Republicans are struggling to meld policy with the demands of the Tea Party movement, which played a critical role in propelling the GOP back into power in the House. Across the country, in town halls and conferences, Tea Party members say they want to see more action, not excuses, from federal lawmakers in slashing spending and the budget deficit.
Tea Party leaders argue that the cuts proposed by Republicans, both in the continuing resolution for 2011 and beyond, don't go far enough. And even though the Republican leadership has said it will try to avoid a shutdown, supporters of the conservative movement insist they shouldn't cave and if a shutdown is a way to prove a point, then so be it.
"The problem is if your goal is cutting spending and cutting the size of the deficit now, it's difficult to see how you don't end up with a potential government shutdown scenario," said Matt Kibbe, president and chief executive of FreedomWorks, an umbrella organization for Tea Party groups. "You can't simply kick the can down the road, and the Senate Democrats didn't offer a single specific suggestion on savings for the continuing resolution, and it strikes me that that's unacceptable."
"It would be worse for Republicans if the way they got to not getting to a shutdown was by throwing away their goals of reining in federal spending," he added.
Even Sen. Rand Paul, R-Ky., founder of the Senate Tea Party caucus and the movement's lead supporters, told ABC News last month that he didn't believe his party is doing enough to cut government spending.
"I don't think they realize the enormity of the problem," he said.
Libertarian Party Chairman Mark Hinkle has called the cuts a betrayal to Tea Partiers.
"These cuts are so small, you need a microscope to find them," Hinkle said when the budget proposal was first released by the GOP. "I think the Tea Party supporters were expecting real cuts, not this nonsense."
Republican lawmakers, however, downplayed the idea of a division, saying that the Tea Party -- increasingly anxious to see quick results -- is still trying to find its voice.
"I don't think it's an us versus them," said Joe Barton, R-Texas, a member of the House Tea Party caucus. "I think it's more I guess kind of your second marriage where you trying to meld the two different families into one family. You share the same vision. It's just each side's been used to doing it their way and they got to figure out a way where they work together."
But Barton acknowledged there's a difference between rhetoric and policy that some Tea Party members may not fully comprehend.
"I think they're trying to feel their way how to have a relationship with the majority in the House and impact the situation in the Senate without actually being a part of the Republican party," Barton added. "If you want to make policy, you're going to have to work with people like myself who share your vision but are in a position to do something about it."
The Republican leadership has already given in to Tea Party demands. Under pressure from freshman members of Congress who said Republicans' original budget proposal fell short of their campaign promise, the House leadership slashed another $26 billion from their original draft, bringing the total reduction to $100 billion, closer to the campaign pledge in 2010.

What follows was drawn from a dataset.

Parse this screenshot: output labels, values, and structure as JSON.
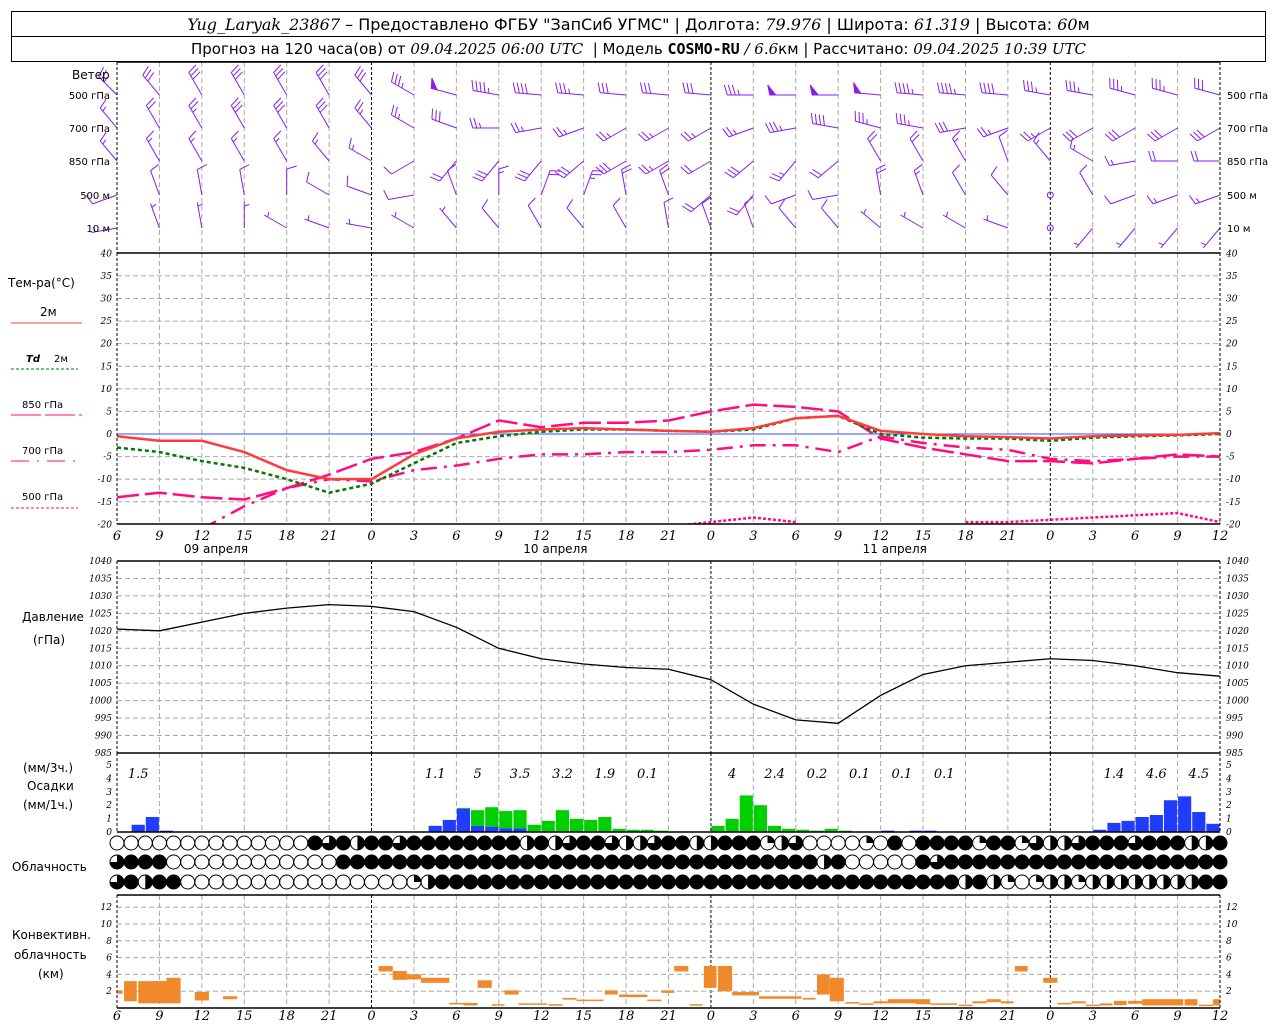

The pressure from the Tea Party poses a unique challenge for the Republican leadership.
On the one hand, they have to heed the demands of Tea Party-supporting freshman lawmakers who insist they came to Washington on a mandate to cut spending and rein in the deficit. On the other hand, such pressure could pose a challenge in negotiating with Democrats and President Obama, who has already threatened to veto the continuing resolution passed by the House that would fund the government until October.
"We came into Congress with a mandate from the people that we represent and I think the cross section of America, everybody is saying we have a spending problem," said Rich Nugent, R-Fla., a freshman congressman who has called for deeper cuts than what Republicans initially proposed.
"America has a spending problem. Until we get that under control, America's at risk. I hear that consistently from people, whether they're Republicans or Democrats," he added. "We have got to get our house in order. We have got to cut spending."
The Tea Party has already cemented its role in state politics. In Florida, newly minted Gov. Rick Scott met with the movement's local leaders early last month to roll out his budget plan.
Wisconsin Gov. Scott Walker, whose campaign was heavily bankrolled by Tea Party groups and their supporters, is embroiled in a bitter battle with unions and state workers. The impasse has virtually shut down the state government but neither Walker nor conservatives are budging in their demands that unions' rights be curbed.
A federal government shutdown, however, is a different story. The partial government shutdown of 1996 was hugely unpopular, with Republicans taking most of the blame. A new Washington Post poll found that Americans would find both parties equally culpable if the government were to shutter.
And while rhetoric is easy, many people argue that Americans, for the most part, don't want the kind of cuts that Republicans are proposing, especially if it affects their own well-being and daily lives.
The GOP's proposed spending cuts would be a drag on the economy and slash economic growth by about 2 percent of Gross Domestic Product, according to a confidential report prepared by Goldman Sachs for its clients.
But Tea Party leaders are vowing to hold lawmakers accountable. They warn that the consequences for Republicans could be worse if they don't heed their demands.
"I think Republicans need to sort of own the courage of their convictions," Kibbe of FreedomWorks said. "I think there is a price to be paid politically for not being bold. You have this massive community of Tea Partiers, primarily independents, who are interested in policy, not political affiliation."